**MATERIAL SUPPLIED:**
===

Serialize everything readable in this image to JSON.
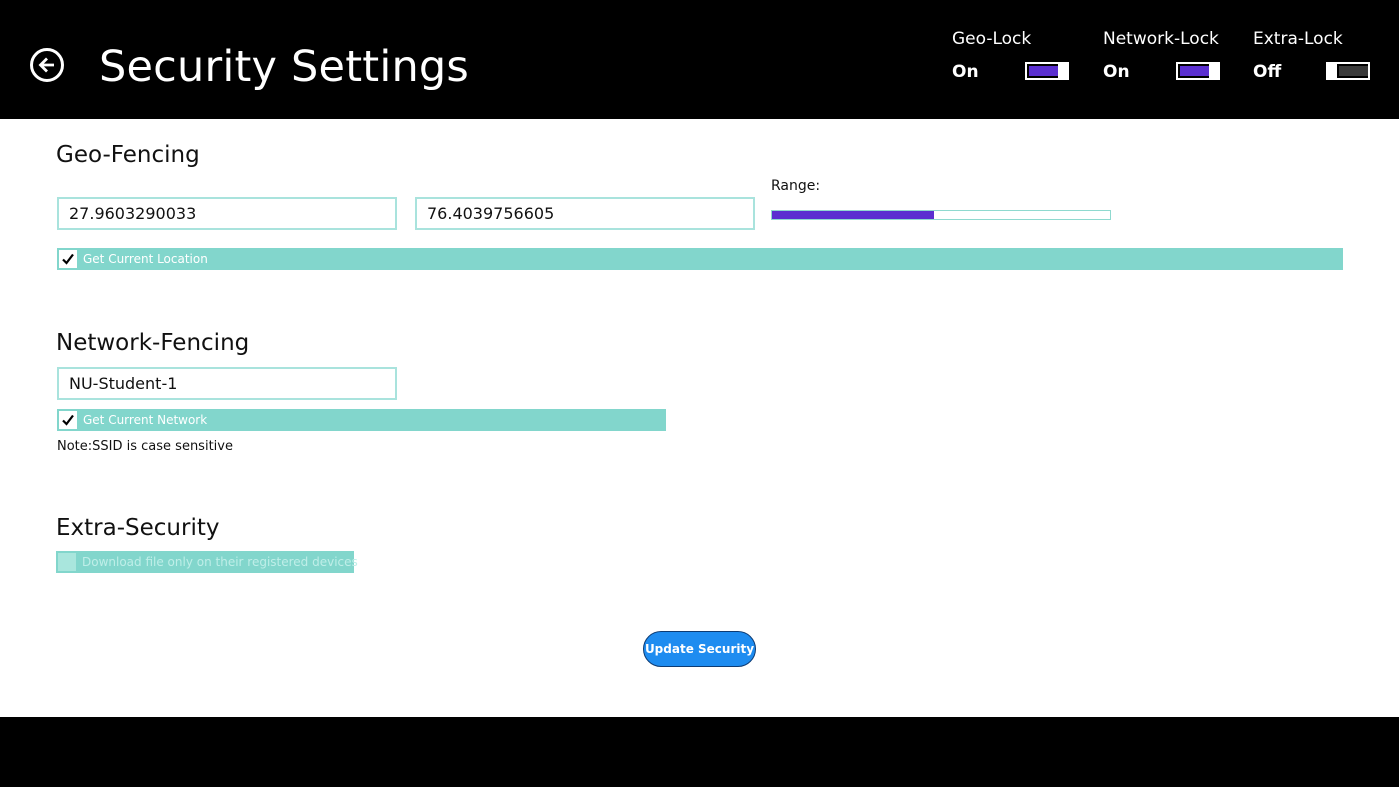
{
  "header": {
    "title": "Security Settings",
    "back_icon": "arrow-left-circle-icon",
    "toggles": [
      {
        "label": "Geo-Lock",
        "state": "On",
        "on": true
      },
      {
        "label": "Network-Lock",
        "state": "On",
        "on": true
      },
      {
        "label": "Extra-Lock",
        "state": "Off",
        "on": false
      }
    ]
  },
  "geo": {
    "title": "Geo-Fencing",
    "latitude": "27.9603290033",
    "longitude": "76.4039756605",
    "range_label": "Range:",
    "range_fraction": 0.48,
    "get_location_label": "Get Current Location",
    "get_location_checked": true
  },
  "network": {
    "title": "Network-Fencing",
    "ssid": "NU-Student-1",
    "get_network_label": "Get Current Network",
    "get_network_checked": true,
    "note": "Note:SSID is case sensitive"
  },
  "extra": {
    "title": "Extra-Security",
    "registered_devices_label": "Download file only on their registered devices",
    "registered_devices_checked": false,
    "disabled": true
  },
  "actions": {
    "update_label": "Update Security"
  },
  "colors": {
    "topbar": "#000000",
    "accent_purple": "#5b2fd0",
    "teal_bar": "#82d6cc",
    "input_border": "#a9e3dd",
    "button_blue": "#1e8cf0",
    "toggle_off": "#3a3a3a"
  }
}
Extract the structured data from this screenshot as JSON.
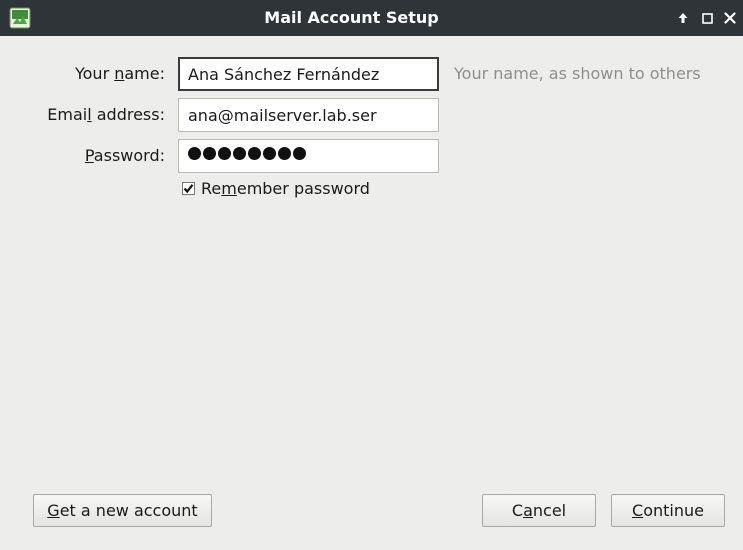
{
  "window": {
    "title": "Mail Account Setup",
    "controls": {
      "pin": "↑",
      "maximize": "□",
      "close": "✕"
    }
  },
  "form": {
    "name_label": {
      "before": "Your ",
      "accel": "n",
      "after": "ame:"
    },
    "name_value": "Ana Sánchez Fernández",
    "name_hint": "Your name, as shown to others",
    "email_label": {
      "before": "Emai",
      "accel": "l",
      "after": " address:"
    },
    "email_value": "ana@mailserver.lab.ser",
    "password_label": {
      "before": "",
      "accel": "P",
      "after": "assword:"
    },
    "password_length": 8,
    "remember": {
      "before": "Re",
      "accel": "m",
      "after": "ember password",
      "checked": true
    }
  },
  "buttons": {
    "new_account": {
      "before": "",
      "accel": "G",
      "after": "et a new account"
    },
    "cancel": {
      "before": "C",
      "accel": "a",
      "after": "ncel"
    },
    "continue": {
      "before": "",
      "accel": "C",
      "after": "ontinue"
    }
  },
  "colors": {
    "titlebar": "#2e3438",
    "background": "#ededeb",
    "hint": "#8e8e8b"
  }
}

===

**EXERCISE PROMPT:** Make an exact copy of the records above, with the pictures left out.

**RESULT OF THIS EXERCISE:**
Serialize everything readable in this image to JSON.
{
  "header": {
    "title": "Security Settings",
    "back_icon": "arrow-left-circle-icon",
    "toggles": [
      {
        "label": "Geo-Lock",
        "state": "On",
        "on": true
      },
      {
        "label": "Network-Lock",
        "state": "On",
        "on": true
      },
      {
        "label": "Extra-Lock",
        "state": "Off",
        "on": false
      }
    ]
  },
  "geo": {
    "title": "Geo-Fencing",
    "latitude": "27.9603290033",
    "longitude": "76.4039756605",
    "range_label": "Range:",
    "range_fraction": 0.48,
    "get_location_label": "Get Current Location",
    "get_location_checked": true
  },
  "network": {
    "title": "Network-Fencing",
    "ssid": "NU-Student-1",
    "get_network_label": "Get Current Network",
    "get_network_checked": true,
    "note": "Note:SSID is case sensitive"
  },
  "extra": {
    "title": "Extra-Security",
    "registered_devices_label": "Download file only on their registered devices",
    "registered_devices_checked": false,
    "disabled": true
  },
  "actions": {
    "update_label": "Update Security"
  },
  "colors": {
    "topbar": "#000000",
    "accent_purple": "#5b2fd0",
    "teal_bar": "#82d6cc",
    "input_border": "#a9e3dd",
    "button_blue": "#1e8cf0",
    "toggle_off": "#3a3a3a"
  }
}
Extract the structured data from this screenshot as JSON.
{
  "window": {
    "title": "Mail Account Setup",
    "controls": {
      "pin": "↑",
      "maximize": "□",
      "close": "✕"
    }
  },
  "form": {
    "name_label": {
      "before": "Your ",
      "accel": "n",
      "after": "ame:"
    },
    "name_value": "Ana Sánchez Fernández",
    "name_hint": "Your name, as shown to others",
    "email_label": {
      "before": "Emai",
      "accel": "l",
      "after": " address:"
    },
    "email_value": "ana@mailserver.lab.ser",
    "password_label": {
      "before": "",
      "accel": "P",
      "after": "assword:"
    },
    "password_length": 8,
    "remember": {
      "before": "Re",
      "accel": "m",
      "after": "ember password",
      "checked": true
    }
  },
  "buttons": {
    "new_account": {
      "before": "",
      "accel": "G",
      "after": "et a new account"
    },
    "cancel": {
      "before": "C",
      "accel": "a",
      "after": "ncel"
    },
    "continue": {
      "before": "",
      "accel": "C",
      "after": "ontinue"
    }
  },
  "colors": {
    "titlebar": "#2e3438",
    "background": "#ededeb",
    "hint": "#8e8e8b"
  }
}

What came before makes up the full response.